CSI, solvent huff and puff investigated

By Everett Dorma Posted: May 11, 2015 6:00 a.m.

Left to right: Dr. Ali Abedini (Post Doctoral Fellow), Dr. Farshid Torabi, P. Eng., Mr. Ken From, CEO of PTRC, Mr. Erik Nickel, Senior Project Manager, PTRC, Dr. Mehdi Mohammadpour (Post Doctoral Fellow).
Left to right: Dr. Ali Abedini (Post Doctoral Fellow), Dr. Farshid Torabi, P. Eng., Mr. Ken From, CEO of PTRC, Mr. Erik Nickel, Senior Project Manager, PTRC, Dr. Mehdi Mohammadpour (Post Doctoral Fellow). Photo: U of R Photography

CSI, solvent huff and puff, foamy oil and the head on a glass of beer – no it’s not the opening scenes of a popular TV crime series.

“Cyclic solvent injection (CSI), also known as solvent huff-and-puff is a method of enhancing heavy oil recovery that produces foamy oil, which resembles the head on a glass of beer,” says Dr. Farshid Torabi, Professor and Program Chair, Petroleum Systems Engineering at the U of R.

This foamy oil phenomenon is responsible for improving the production of heavy oil and is the focus of Dr. Torabi’s research, which is being funded by a $150,000 Petroleum Technology and Research Centre (PTRC) grant.

“We are interested in determining how two commonly used hydrocarbon solvents, methane and propane, affect the development of foamy oil and thus their efficiency in extracting heavy oil,” says Torabi.

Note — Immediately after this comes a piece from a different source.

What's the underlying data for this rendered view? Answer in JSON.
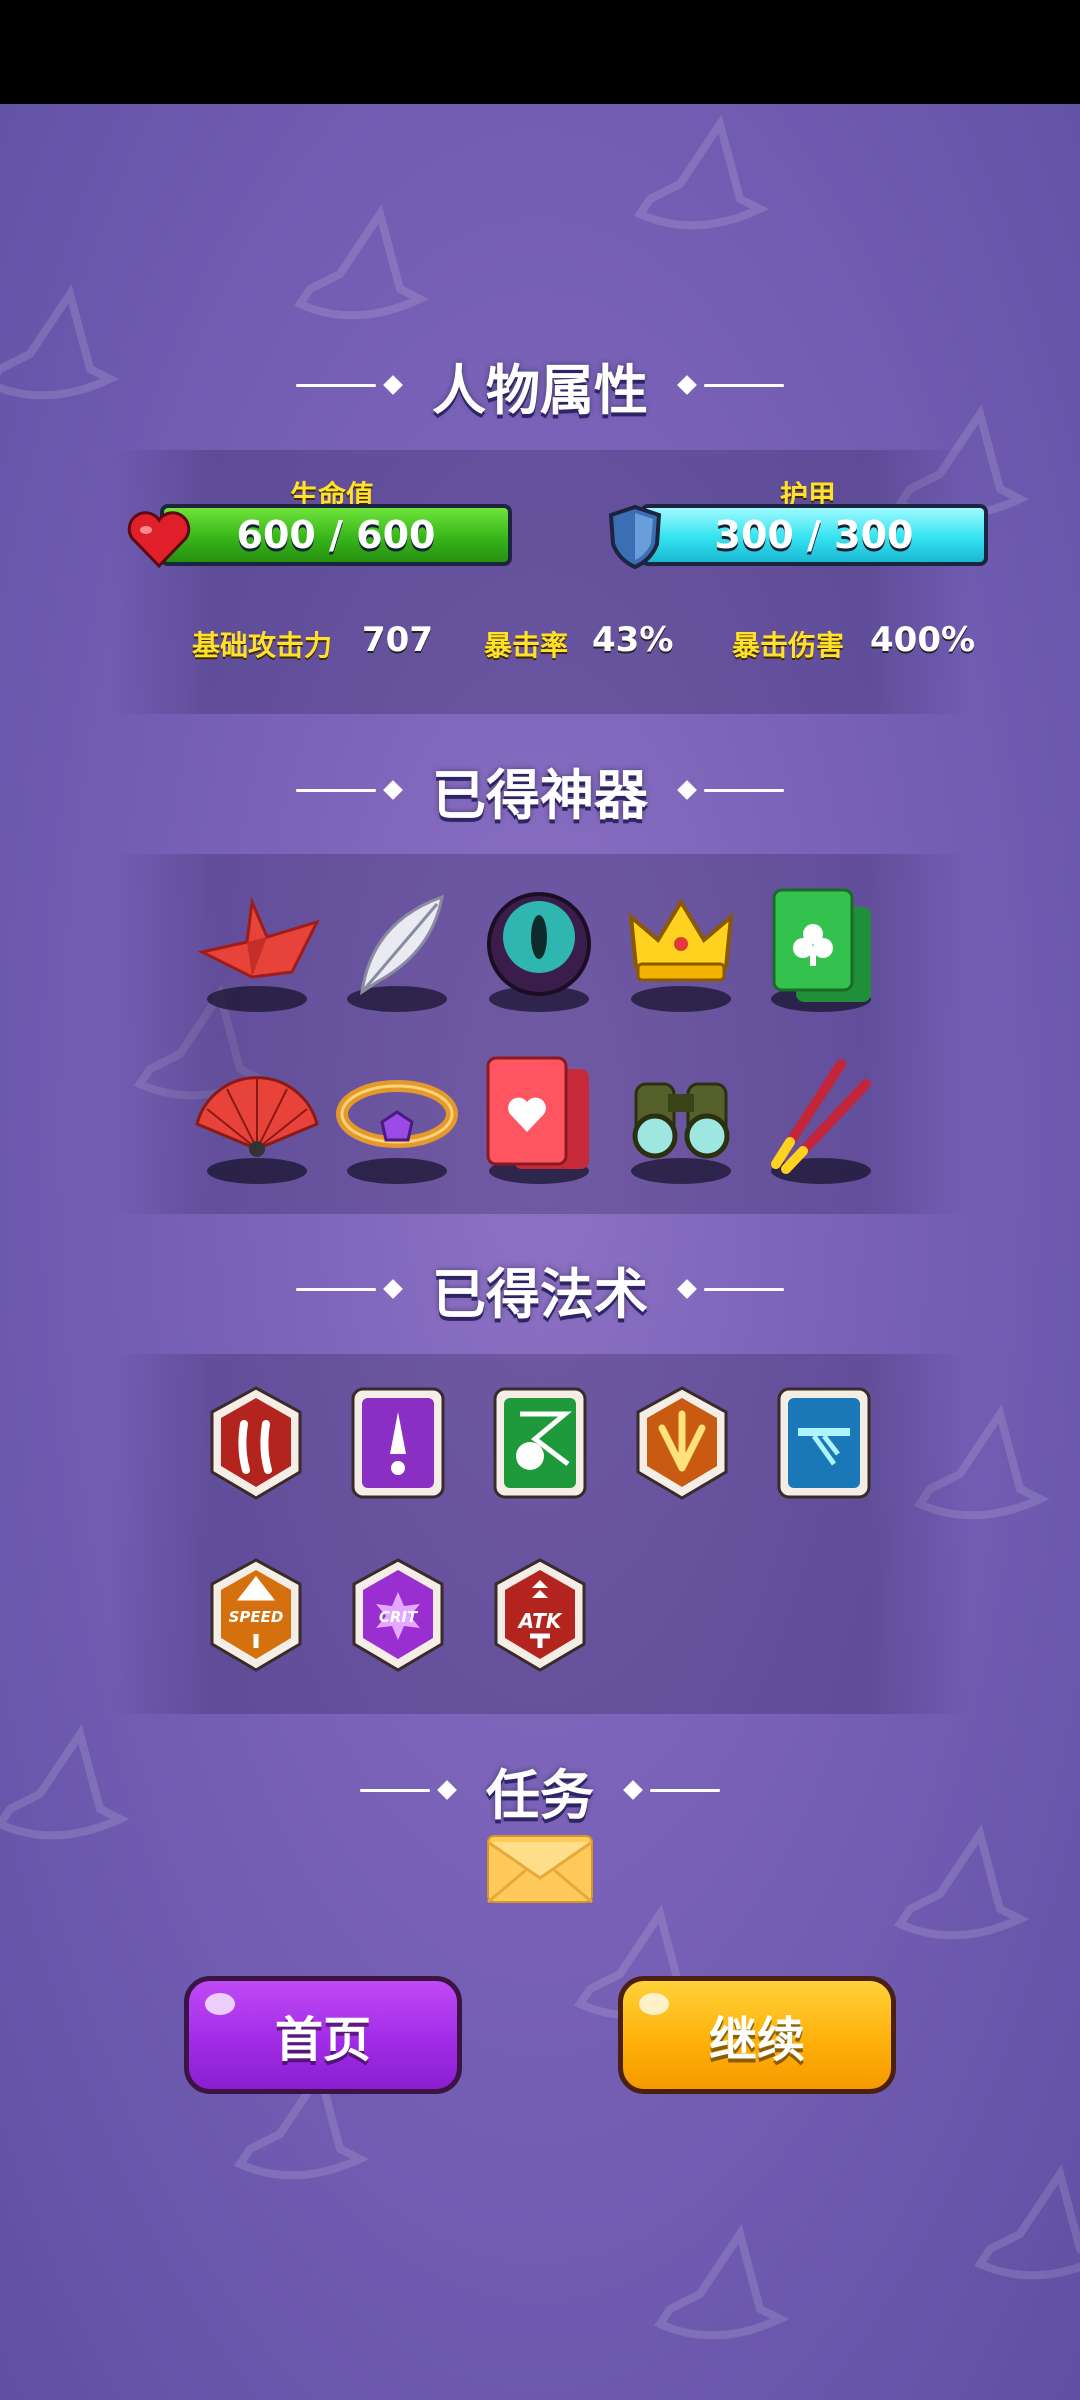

Research to improve heavy oil production is worth billions of dollars to the industry and the province as conventional drilling methods extract less than 10 per cent of the available heavy oil. As well, alternative methods, such as steam injection present environmental, economic and technical challenges: creating the steam requires burning of fossil fuels; the steam is converted to water that needs to be treated before it is released; the cost of generating the steam is prohibitive and the process doesn’t work well in thin heavy oil reservoirs, which are often less than 10 feet thick, as the heat dissipates too quickly.  

The CSI process provides enhanced production rates and is a promising alternative to thermal production in both thin and thick heavy oil reservoirs.

“Our industry and government partners identify areas to improve heavy oil production and PTRC uses this information to solicit research projects and support researchers in investigating these issues,” says Ken From, CEO, PTRC. “We have developed a very positive and productive relationship with the University of Regina in supporting this research.”

PTRC, is the largest petroleum recovery research institute in Canada and is the University of Regina’s largest single research funding agency.  

For more information on PTRC visit: www.ptrc.ca

The University’s new strategic plan identifies research impact as one of our three priority areas.